(Entries taken from a collection)

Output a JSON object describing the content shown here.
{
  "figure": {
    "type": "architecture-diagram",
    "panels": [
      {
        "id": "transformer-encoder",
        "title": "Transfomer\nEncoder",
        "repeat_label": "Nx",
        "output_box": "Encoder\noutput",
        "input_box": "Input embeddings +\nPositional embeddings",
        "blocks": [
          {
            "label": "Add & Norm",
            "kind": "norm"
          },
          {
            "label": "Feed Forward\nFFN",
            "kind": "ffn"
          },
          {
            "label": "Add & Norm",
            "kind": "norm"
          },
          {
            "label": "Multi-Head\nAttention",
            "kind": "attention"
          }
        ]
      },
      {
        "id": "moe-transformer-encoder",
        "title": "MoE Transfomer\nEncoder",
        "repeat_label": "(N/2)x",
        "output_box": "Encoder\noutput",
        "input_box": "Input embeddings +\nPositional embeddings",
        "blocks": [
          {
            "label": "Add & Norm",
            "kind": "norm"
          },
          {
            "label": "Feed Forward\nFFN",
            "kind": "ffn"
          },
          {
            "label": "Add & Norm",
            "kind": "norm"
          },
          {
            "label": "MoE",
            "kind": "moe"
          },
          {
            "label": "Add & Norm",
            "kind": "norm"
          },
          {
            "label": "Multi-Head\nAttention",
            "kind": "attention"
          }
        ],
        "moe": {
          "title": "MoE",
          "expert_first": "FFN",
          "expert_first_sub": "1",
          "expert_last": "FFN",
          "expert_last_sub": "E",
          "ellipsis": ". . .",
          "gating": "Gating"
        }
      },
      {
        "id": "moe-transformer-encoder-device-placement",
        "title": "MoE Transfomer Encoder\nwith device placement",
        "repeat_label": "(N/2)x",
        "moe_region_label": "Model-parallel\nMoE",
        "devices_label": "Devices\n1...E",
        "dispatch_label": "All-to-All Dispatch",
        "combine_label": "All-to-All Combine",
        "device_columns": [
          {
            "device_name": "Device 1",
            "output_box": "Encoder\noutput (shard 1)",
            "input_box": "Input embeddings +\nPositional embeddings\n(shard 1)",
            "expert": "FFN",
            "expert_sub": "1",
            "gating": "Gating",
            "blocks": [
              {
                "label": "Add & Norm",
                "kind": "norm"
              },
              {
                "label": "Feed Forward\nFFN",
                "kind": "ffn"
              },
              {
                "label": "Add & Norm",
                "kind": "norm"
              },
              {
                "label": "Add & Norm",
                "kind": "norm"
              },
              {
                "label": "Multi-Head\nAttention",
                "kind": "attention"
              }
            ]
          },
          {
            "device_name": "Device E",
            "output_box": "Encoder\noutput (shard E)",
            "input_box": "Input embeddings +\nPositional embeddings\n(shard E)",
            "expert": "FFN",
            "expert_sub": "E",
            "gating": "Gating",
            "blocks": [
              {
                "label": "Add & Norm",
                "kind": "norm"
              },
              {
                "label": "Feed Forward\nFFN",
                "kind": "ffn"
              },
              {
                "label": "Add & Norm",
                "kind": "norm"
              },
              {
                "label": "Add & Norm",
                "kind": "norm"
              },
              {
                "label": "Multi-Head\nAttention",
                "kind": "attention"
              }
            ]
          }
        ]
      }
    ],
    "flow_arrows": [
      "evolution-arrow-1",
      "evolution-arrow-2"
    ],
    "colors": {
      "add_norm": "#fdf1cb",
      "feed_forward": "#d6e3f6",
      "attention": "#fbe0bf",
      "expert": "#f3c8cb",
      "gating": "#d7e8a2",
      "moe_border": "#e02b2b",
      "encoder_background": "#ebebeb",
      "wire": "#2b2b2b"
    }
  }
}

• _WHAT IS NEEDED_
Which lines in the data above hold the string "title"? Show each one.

• _RESULT FOR THIS TASK_
        "title": "Transfomer\nEncoder",
        "title": "MoE Transfomer\nEncoder",
          "title": "MoE",
        "title": "MoE Transfomer Encoder\nwith device placement",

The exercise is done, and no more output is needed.